Boys Harbor Preserved

    In the end, it was a routine affair — a real estate closing last week that from outward appearances was like any other. The property that changed hands was a large portion of the now closed Boys and Girls Harbor summer camp on Three Mile Harbor in East Hampton. The buyers were the Town of East Hampton and Suffolk County. The tortured route the land deal took before coming to pass had finally come to an end.   

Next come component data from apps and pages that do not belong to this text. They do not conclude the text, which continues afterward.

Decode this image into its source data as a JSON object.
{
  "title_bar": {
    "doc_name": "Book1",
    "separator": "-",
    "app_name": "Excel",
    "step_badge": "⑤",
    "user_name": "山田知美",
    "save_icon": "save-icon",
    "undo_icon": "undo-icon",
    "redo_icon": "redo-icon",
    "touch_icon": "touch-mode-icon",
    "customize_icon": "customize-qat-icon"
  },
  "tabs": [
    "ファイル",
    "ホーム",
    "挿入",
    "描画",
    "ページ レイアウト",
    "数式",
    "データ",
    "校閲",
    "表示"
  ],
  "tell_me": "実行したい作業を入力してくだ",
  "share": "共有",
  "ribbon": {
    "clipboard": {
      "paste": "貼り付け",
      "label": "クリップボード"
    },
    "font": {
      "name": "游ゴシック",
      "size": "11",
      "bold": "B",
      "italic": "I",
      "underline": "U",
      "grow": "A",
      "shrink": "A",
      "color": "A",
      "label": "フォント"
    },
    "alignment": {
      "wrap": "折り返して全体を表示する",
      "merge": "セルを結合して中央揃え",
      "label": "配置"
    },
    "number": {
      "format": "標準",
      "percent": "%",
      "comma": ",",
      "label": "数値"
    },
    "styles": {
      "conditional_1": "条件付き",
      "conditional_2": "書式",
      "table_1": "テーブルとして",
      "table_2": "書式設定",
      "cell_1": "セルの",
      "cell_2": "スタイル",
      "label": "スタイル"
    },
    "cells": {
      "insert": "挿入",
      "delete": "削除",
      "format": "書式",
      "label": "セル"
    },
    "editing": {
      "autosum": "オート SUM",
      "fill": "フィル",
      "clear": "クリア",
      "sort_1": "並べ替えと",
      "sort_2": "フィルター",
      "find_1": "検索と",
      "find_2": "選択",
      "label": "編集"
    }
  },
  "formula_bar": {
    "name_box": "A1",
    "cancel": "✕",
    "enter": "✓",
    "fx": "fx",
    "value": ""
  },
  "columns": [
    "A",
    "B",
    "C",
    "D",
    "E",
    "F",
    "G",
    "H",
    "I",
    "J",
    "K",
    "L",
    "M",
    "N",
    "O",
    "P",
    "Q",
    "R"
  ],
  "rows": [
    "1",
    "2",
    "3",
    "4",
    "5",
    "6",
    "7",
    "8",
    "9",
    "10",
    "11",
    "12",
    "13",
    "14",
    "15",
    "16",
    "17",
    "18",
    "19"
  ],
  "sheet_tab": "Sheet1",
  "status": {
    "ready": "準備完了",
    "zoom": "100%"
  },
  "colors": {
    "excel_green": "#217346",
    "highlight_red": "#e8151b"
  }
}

    Money was never the issue. The town was able to tap its community preservation fund, and the county had an account dedicated to land buys like this. Officials agreed to a 50-50 split in 2007. However, a lawsuit from neighbors stalled the proceedings until a mutually agreeable management plan was drafted last year. This document says the tranquillity of nearby residential streets is to be given equal consideration to the site’s natural features and value as a recreational site.   
    The parcel is part of the much stressed Three Mile Harbor watershed. Development of it as house lots would have had a long-term negative effect. It is also thought to contain untouched Native American home sites of archaeological significance.   
    The camp operated from 1954 to 2006, when Tony Duke, who founded it on his own land, and the board of directors decided to concentrate its activities closer to the urban areas from which it had drawn children.   
    Mr. Duke did not have to sell 26 acres to the town and county, nor did he have to agree to the very reasonable $7.3 million price. However, he wanted the property to be used by the public and saw the joint purchase as a way both to ensure that it would and to save it from development in perpetuity. With the deal done, his vision is complete. All involved are to be congratulated for seeing it through.